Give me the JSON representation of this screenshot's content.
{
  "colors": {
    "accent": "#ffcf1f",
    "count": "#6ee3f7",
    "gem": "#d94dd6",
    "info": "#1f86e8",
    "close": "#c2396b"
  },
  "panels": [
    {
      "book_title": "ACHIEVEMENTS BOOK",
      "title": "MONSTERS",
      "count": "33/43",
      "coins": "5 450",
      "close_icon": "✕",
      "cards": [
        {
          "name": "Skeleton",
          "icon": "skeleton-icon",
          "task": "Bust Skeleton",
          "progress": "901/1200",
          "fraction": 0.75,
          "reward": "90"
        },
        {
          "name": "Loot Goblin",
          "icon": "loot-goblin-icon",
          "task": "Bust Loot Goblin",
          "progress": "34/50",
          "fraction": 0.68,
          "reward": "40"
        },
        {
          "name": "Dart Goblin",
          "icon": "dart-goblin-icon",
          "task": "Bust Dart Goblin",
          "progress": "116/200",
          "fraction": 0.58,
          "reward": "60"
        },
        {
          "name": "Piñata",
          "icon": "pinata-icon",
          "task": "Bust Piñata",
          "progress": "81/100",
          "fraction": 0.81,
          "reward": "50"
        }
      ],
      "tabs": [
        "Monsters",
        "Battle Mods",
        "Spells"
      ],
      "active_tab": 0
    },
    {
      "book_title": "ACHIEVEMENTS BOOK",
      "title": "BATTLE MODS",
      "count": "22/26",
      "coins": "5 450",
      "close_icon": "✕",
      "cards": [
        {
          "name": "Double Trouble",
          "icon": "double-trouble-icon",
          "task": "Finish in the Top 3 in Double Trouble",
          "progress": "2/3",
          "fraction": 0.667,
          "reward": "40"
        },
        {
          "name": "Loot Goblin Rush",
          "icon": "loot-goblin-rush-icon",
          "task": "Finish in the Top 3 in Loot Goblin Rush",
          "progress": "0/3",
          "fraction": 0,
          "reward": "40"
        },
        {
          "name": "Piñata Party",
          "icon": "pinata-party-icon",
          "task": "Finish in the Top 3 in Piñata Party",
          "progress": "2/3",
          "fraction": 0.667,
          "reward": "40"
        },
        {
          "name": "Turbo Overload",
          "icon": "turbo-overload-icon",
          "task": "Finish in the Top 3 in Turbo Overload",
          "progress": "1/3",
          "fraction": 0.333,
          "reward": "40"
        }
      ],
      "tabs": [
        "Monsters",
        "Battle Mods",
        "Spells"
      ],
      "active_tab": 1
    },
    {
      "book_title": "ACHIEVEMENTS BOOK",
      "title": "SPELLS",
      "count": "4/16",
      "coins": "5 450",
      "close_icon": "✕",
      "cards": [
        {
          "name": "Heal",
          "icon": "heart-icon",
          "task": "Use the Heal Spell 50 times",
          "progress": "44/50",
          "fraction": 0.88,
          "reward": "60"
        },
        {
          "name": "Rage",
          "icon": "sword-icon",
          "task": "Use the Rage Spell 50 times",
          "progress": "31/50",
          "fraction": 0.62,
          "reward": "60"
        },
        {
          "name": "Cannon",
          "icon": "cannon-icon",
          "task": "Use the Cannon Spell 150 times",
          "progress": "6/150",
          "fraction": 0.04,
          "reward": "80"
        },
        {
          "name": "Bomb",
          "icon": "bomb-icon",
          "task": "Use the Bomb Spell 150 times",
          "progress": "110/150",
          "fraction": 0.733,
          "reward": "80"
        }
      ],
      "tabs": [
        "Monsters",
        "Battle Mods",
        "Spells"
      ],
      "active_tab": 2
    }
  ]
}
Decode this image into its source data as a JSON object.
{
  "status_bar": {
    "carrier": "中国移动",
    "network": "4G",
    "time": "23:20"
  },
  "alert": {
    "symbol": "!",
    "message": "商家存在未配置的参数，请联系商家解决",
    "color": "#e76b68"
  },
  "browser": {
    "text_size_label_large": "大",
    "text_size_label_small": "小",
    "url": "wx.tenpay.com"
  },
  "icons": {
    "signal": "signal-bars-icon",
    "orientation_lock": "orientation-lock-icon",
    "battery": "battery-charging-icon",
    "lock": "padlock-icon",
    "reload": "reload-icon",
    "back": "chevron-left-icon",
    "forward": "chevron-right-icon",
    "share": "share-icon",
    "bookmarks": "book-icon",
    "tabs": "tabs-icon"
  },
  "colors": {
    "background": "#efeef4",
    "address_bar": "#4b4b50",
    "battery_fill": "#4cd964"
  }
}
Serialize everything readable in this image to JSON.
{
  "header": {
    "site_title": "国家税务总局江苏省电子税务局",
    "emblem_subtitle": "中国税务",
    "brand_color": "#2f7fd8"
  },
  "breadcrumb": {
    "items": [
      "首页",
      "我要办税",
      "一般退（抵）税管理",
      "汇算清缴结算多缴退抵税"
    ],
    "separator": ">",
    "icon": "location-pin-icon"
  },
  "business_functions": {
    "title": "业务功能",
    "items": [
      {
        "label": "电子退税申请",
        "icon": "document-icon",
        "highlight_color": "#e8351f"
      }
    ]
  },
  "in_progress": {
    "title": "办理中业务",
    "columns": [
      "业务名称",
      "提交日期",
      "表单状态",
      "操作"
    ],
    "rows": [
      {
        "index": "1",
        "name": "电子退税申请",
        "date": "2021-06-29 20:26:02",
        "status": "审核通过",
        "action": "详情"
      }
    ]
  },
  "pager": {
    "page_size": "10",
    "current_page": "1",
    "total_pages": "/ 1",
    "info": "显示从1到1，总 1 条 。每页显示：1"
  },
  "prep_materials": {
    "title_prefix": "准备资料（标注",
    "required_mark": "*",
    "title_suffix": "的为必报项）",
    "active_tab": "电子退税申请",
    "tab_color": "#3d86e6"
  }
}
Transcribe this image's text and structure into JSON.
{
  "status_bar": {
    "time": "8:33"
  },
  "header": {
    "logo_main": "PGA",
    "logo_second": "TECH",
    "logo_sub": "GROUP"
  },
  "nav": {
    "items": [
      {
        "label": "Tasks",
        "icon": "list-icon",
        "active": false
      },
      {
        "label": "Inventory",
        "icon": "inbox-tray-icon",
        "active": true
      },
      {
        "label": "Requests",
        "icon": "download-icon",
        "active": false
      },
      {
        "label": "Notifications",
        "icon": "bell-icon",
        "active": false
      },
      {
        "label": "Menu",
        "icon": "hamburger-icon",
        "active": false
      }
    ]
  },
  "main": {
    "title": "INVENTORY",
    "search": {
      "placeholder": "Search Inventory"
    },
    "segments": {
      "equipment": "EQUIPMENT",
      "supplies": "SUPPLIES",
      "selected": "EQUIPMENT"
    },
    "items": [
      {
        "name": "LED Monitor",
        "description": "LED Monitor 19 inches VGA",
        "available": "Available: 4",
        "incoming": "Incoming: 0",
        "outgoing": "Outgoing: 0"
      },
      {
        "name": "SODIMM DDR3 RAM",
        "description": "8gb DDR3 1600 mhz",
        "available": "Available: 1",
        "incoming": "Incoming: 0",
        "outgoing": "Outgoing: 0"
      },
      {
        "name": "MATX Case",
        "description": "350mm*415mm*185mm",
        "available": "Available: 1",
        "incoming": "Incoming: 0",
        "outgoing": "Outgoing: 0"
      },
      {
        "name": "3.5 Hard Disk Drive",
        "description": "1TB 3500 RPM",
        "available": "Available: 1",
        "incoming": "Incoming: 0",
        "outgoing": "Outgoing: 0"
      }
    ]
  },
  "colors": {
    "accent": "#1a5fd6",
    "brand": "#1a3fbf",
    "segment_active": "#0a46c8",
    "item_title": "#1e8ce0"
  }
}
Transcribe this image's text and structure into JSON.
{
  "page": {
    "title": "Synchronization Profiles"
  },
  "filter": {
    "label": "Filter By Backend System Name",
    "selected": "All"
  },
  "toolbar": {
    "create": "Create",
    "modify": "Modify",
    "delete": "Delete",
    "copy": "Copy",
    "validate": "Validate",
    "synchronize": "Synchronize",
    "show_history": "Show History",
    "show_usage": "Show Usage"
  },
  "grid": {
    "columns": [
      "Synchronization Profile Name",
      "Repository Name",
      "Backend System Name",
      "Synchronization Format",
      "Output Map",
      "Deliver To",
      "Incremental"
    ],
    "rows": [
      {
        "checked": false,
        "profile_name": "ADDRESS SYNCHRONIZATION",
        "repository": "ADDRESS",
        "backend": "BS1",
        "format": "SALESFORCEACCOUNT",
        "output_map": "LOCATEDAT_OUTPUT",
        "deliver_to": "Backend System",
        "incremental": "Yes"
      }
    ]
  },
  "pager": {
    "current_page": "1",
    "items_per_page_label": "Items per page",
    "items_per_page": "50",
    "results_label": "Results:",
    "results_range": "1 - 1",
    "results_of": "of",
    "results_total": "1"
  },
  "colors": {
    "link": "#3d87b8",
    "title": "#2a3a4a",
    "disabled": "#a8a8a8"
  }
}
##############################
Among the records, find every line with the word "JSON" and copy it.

**OUTPUT**
Give me the JSON representation of this screenshot's content.
Decode this image into its source data as a JSON object.
Serialize everything readable in this image to JSON.
Transcribe this image's text and structure into JSON.
Transcribe this image's text and structure into JSON.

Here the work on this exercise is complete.